Business Associations, Pages 414–418

Walkovszky v. Carlton

Court of Appeals of New York, 1966


Plaintiff was hit by a taxi negligently operated by defendant Marchese and owned by defendant Seon Cab Corporation, of which defendant Carlton was a stockholder. Carlton also owned stock in nine other corporations like Seon, each owning and operating two taxis and impliedly carrying the minimum liability insurance. Although seemingly independent, the ten companies were allegedly operated as a single enterprise.

Procedural History:

  • The court at Special Term granted defendant's motion to dismiss.

  • Appellate Division reversed.


Was the defendant individually liable if his companies acted as one enterprise?


If a larger company owned the ten, that company would be liable under the principle of respondeat superior, but not the sister companies. If the defendant owned only one company, he would not be personally liable. If the minimum insurance was inadequate, that is an issue for the legislature. They are not required to carry above that minimum. To carry only the minimum insurance does not constitute fraud.

Nothing here would justify piercing the corporate veil. Although it is alleged, there is no evidence that defendant was intermingling corporate assets with his own. It does not matter the size of the cab company that hits someone. The victim's rights are the same either way.


No, the defendant was not personally liable because he operated several similar small corporations. Reversed.

Dissenting Opinion:

Keating: The defendant Carlton should be liable for the negligence. His corporations were intentionally undercapitalized for the purpose of avoiding responsibility for acts arising out of the operation of their taxis, and he drained their income out of them for this purpose. This is an abuse of the privilege of limited liability. This is inequitable and violates public policy to provide recovery for those injured thorough the negligence of others.

When the legislature set the required minimum liability insurance at $10,000, it did not intend to provide shield those who organized corporations with the specific intent of avoiding responsibility to the public. It would have believed that those with substantial assets would take out much more insurance to protect their assets.

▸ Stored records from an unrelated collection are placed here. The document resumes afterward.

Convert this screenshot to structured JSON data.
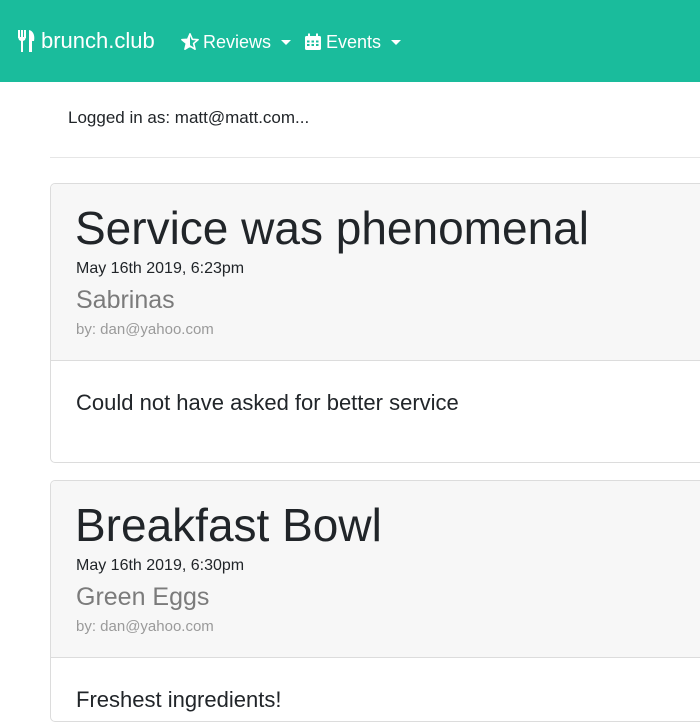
{
  "navbar": {
    "brand": "brunch.club",
    "brand_icon": "utensils-icon",
    "items": [
      {
        "label": "Reviews",
        "icon": "star-half-icon"
      },
      {
        "label": "Events",
        "icon": "calendar-icon"
      }
    ],
    "bg_color": "#1abc9c"
  },
  "user": {
    "logged_in_text": "Logged in as: matt@matt.com..."
  },
  "reviews": [
    {
      "title": "Service was phenomenal",
      "date": "May 16th 2019, 6:23pm",
      "place": "Sabrinas",
      "author": "by: dan@yahoo.com",
      "body": "Could not have asked for better service"
    },
    {
      "title": "Breakfast Bowl",
      "date": "May 16th 2019, 6:30pm",
      "place": "Green Eggs",
      "author": "by: dan@yahoo.com",
      "body": "Freshest ingredients!"
    }
  ]
}
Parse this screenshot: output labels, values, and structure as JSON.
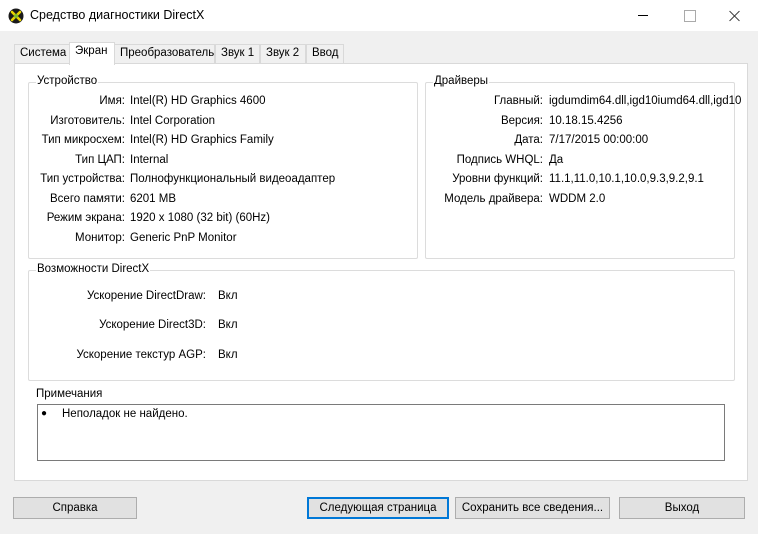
{
  "window": {
    "title": "Средство диагностики DirectX",
    "app_icon": "directx-icon"
  },
  "tabs": [
    {
      "label": "Система",
      "active": false
    },
    {
      "label": "Экран",
      "active": true
    },
    {
      "label": "Преобразователь",
      "active": false
    },
    {
      "label": "Звук 1",
      "active": false
    },
    {
      "label": "Звук 2",
      "active": false
    },
    {
      "label": "Ввод",
      "active": false
    }
  ],
  "device": {
    "title": "Устройство",
    "rows": [
      {
        "label": "Имя:",
        "value": "Intel(R) HD Graphics 4600"
      },
      {
        "label": "Изготовитель:",
        "value": "Intel Corporation"
      },
      {
        "label": "Тип микросхем:",
        "value": "Intel(R) HD Graphics Family"
      },
      {
        "label": "Тип ЦАП:",
        "value": "Internal"
      },
      {
        "label": "Тип устройства:",
        "value": "Полнофункциональный видеоадаптер"
      },
      {
        "label": "Всего памяти:",
        "value": "6201 MB"
      },
      {
        "label": "Режим экрана:",
        "value": "1920 x 1080 (32 bit) (60Hz)"
      },
      {
        "label": "Монитор:",
        "value": "Generic PnP Monitor"
      }
    ]
  },
  "drivers": {
    "title": "Драйверы",
    "rows": [
      {
        "label": "Главный:",
        "value": "igdumdim64.dll,igd10iumd64.dll,igd10"
      },
      {
        "label": "Версия:",
        "value": "10.18.15.4256"
      },
      {
        "label": "Дата:",
        "value": "7/17/2015 00:00:00"
      },
      {
        "label": "Подпись WHQL:",
        "value": "Да"
      },
      {
        "label": "Уровни функций:",
        "value": "11.1,11.0,10.1,10.0,9.3,9.2,9.1"
      },
      {
        "label": "Модель драйвера:",
        "value": "WDDM 2.0"
      }
    ]
  },
  "directx_features": {
    "title": "Возможности DirectX",
    "rows": [
      {
        "label": "Ускорение DirectDraw:",
        "value": "Вкл"
      },
      {
        "label": "Ускорение Direct3D:",
        "value": "Вкл"
      },
      {
        "label": "Ускорение текстур AGP:",
        "value": "Вкл"
      }
    ]
  },
  "notes": {
    "title": "Примечания",
    "items": [
      "Неполадок не найдено."
    ]
  },
  "buttons": {
    "help": "Справка",
    "next_page": "Следующая страница",
    "save_all": "Сохранить все сведения...",
    "exit": "Выход"
  }
}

Holding that a shareholder may be held personally responsible for his corporation's liabilities when it was organized with insufficient capital to meet liabilities certain to arise would only affect people that abuse the corporate privilege at the expense of the public interest, such as is the case here. The Appellate Division should be affirmed.